In an era of environmental crisis, narratives of ‘hidden lands’ are resonant. Understood as sanctuaries in times of calamity, Himalayan hidden lands or sbas yul have shaped the lives of many peoples of the region. Sbas yul are described by visionary lamas called ‘treasure finders’ who located hidden lands and wrote guidebooks to them. Scholarly understandings of sbas yul as places for spiritual cultivation and refuge from war have been complicated recently. Research now explores such themes as the political and economic role of ‘treasure finders’, the impact of sbas yul on indigenous populations, and the use of sbas yul for environmental protection and tourism. This book showcases recent scholarship on sbas yul from historical and contemporary perspectives.
Editor: Alexandre Papas
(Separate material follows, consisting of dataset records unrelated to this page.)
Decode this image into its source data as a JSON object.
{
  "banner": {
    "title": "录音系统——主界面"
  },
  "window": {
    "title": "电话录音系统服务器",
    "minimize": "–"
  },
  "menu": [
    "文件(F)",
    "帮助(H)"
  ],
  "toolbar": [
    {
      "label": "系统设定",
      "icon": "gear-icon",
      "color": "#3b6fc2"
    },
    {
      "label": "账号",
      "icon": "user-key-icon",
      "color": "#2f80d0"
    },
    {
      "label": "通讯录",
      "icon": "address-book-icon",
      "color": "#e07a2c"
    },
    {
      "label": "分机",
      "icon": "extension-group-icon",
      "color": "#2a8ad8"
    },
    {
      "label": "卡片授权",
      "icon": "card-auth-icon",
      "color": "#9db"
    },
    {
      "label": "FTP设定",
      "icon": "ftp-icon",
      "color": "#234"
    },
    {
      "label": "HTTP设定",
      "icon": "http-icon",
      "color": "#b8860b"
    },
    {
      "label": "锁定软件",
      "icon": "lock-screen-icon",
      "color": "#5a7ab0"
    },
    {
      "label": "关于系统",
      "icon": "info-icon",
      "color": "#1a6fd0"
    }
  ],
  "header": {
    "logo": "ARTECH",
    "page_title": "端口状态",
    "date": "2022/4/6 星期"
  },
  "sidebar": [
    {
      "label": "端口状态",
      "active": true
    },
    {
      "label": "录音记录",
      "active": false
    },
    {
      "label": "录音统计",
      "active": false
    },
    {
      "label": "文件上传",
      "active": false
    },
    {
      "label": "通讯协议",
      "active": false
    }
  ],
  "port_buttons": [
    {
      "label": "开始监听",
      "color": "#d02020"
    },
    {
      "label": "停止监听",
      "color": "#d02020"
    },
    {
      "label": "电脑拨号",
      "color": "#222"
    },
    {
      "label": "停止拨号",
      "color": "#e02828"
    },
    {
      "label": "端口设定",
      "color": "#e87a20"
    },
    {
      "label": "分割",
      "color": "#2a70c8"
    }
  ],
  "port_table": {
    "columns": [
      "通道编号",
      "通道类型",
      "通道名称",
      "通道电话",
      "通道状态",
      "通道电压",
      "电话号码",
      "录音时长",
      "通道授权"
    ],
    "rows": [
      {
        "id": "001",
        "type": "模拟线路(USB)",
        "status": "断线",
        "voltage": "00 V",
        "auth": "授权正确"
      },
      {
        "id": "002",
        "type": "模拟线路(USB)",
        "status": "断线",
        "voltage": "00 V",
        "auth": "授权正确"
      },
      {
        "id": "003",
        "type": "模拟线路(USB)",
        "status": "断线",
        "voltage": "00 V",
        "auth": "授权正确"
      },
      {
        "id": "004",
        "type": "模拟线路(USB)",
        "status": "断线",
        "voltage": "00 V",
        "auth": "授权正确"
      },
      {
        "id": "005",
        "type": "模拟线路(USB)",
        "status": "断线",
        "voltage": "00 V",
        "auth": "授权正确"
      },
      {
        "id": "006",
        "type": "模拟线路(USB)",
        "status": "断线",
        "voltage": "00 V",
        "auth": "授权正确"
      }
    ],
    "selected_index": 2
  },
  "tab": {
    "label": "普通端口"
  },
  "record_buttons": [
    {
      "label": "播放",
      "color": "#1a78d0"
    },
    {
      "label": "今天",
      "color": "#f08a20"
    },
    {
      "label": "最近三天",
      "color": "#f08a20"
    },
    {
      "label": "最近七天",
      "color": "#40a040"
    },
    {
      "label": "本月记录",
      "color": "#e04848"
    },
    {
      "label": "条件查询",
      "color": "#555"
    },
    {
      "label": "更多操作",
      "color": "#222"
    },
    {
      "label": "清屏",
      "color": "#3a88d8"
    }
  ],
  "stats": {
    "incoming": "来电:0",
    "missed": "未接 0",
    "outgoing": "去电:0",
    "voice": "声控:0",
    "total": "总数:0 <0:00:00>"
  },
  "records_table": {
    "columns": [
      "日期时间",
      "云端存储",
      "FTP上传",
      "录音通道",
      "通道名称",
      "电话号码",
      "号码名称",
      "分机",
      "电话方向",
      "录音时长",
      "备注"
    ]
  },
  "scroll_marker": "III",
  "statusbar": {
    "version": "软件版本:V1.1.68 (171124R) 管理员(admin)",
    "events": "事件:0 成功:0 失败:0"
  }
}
This volume describes the social and practical aspects of Islamic mysticism (Sufism) across centuries and geographical regions. Its authors seek to transcend ethereal, essentialist and “spiritualizing” approaches to Sufism, on the one hand, and purely pragmatic and materialistic explanations of its origins and history, on the other. Covering five topics (Sufism’s economy, social role of Sufis, Sufi spaces, politics, and organization), the volume shows that mystics have been active socio-religious agents who could skillfully adjust to the conditions of their time and place, while also managing to forge an alternative way of living, worshiping and thinking.

Basing themselves on the most recent research on Sufi institutions, the contributors to this volume substantially expand our understanding of the vicissitudes of Sufism by paying special attention to its organizational and economic dimensions, as well as complex and often ambivalent relations between Sufis and the societies in which they played a wide variety of important and sometimes critical roles.

Contributors are Mehran Afshari, Ismail Fajrie Alatas, Semih Ceyhan, Rachida Chih, Nathalie Clayer, David Cook, Stéphane A. Dudoignon, Daphna Ephrat, Peyvand Firouzeh, Nathan Hofer, Hussain Ahmad Khan, Catherine Mayeur-Jaouen, Richard McGregor, Ahmet Yaşar Ocak, Alexandre Papas, Luca Patrizi, Paulo G. Pinto, Adam Sabra, Mark Sedgwick, Jean-Jacques Thibon, Knut S. Vikør and Neguin Yavari
In: The Transnational Cult of Mount Wutai